"The argument that there aren't enough foster parents is definitely wrong," says child protection activist Julie Kochová. The proposed law provides for a transition period of several years for the transition from the current to the new system; That is enough to find more foster parents and to create medical care facilities for irreversibly damaged children.

Help for socially disadvantaged families

Kochová is certain: "It is quite realistic for young children to find foster families." In addition, there is a need for institutions to support socially disadvantaged families: "So far, the Czech system has not been able to offer them any other form of support than placing a child in a home. That must now change".

Pavel Šmýd is the chairman of the Association of Foster Families of the Czech Republic

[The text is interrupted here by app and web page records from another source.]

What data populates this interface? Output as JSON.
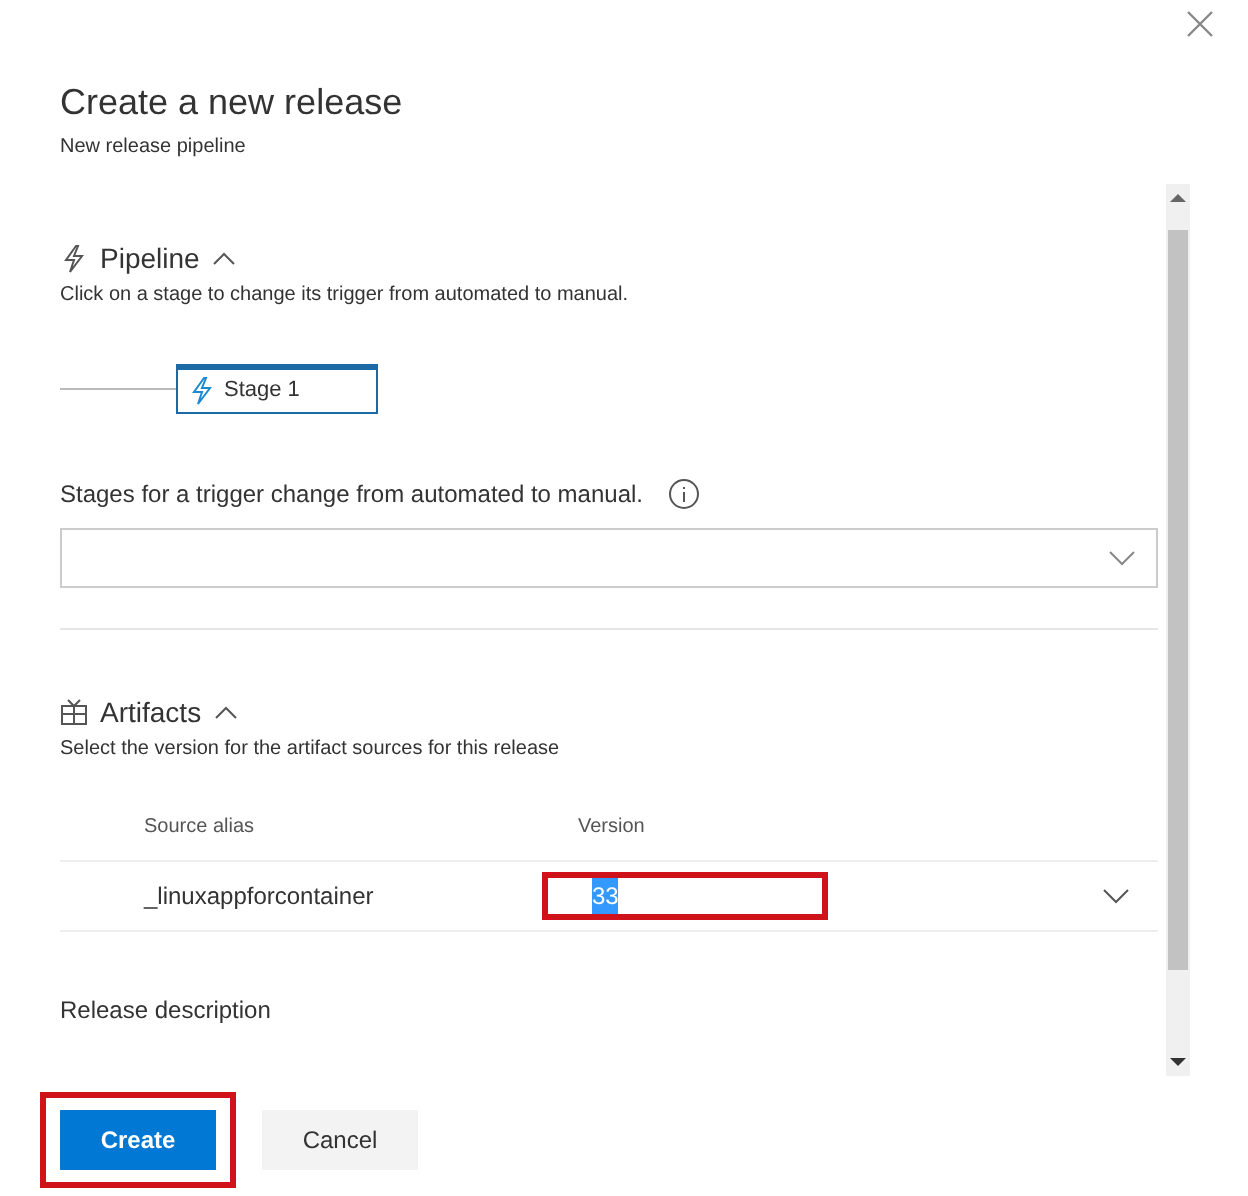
{
  "dialog": {
    "title": "Create a new release",
    "subtitle": "New release pipeline"
  },
  "pipeline": {
    "heading": "Pipeline",
    "expanded": true,
    "hint": "Click on a stage to change its trigger from automated to manual.",
    "stages": [
      {
        "name": "Stage 1",
        "selected": true
      }
    ]
  },
  "trigger_field": {
    "label": "Stages for a trigger change from automated to manual."
  },
  "artifacts": {
    "heading": "Artifacts",
    "expanded": true,
    "hint": "Select the version for the artifact sources for this release",
    "columns": [
      "Source alias",
      "Version"
    ],
    "rows": [
      {
        "source_alias": "_linuxappforcontainer",
        "version": "33",
        "highlighted": true
      }
    ]
  },
  "release_description": {
    "label": "Release description"
  },
  "buttons": [
    {
      "label": "Create",
      "kind": "primary",
      "highlighted": true
    },
    {
      "label": "Cancel",
      "kind": "secondary",
      "highlighted": false
    }
  ]
}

The chairman of the Association of Foster Families of the Czech Republic, Pavel Šmýd, also believes that finding foster families is not a problem. In fact, only about 250 children are still living in homes in the EU country today. "The total number of carers is 20,480, including biological grandparents and other relatives. There are also 732 foster parents who can take on the role of the homes for a transitional period," Šmýd told DW.

It's not just about money

The number of foster parents is adversely affected by the fact that the state has reduced support for temporary care to just 20,000 kroner (800 euros) per child. "As one of the most developed countries in the world, the Czech Republic can provide enough foster families for children who are in homes today," said ANO MP Juchelka. He wants to increase the remuneration of the foster families to more than 1,100 euros for the first child.

A foster family in the Czech Republic with "their" toddler

For many foster parents, money is not the top priority. "We can barely get along with the support," 62-year-old Marie Těthová from Uherský Ostrov told DW. The ex-nurse has been a foster mother since the 1990s and has looked after ten children over the years. She currently also has small children in temporary care, which currently lasts a maximum of one year in the Czech Republic.

Children's needs

"I will help the child and then hand them over to a permanent foster family," emphasizes Těthová. "That's my job." For toddlers and toddlers, care is most important: "They need constant interest and constant care, and that is precisely what is simply not possible in the homes, even with the best will in the world. A foster family is much better there, it is much closer to the natural family environment . "

A foster family in the Czech Republic with "their" Roma child

In many regions of the Czech Republic, homes have disappeared in recent years even without new laws. Exceptions are the areas along the border with the Federal Republic. Many of the 300,000 or so members of the Roma minority in the EU country live there. "Most of the homes for small children today are in Northern Bohemia - and it is precisely there that there are very few foster parents," reports Pavel Šmýd from the Association of Foster Families. "And of course it also plays a role that a large number of the children affected are Roma."

MEP Juchelka continues to fight for the law on the closure of homes for infants and young children in the Czech Republic to be passed before the parliamentary elections. He is convinced: "Even if I hadn't succeeded otherwise - the years in parliament would have been worth it for that alone."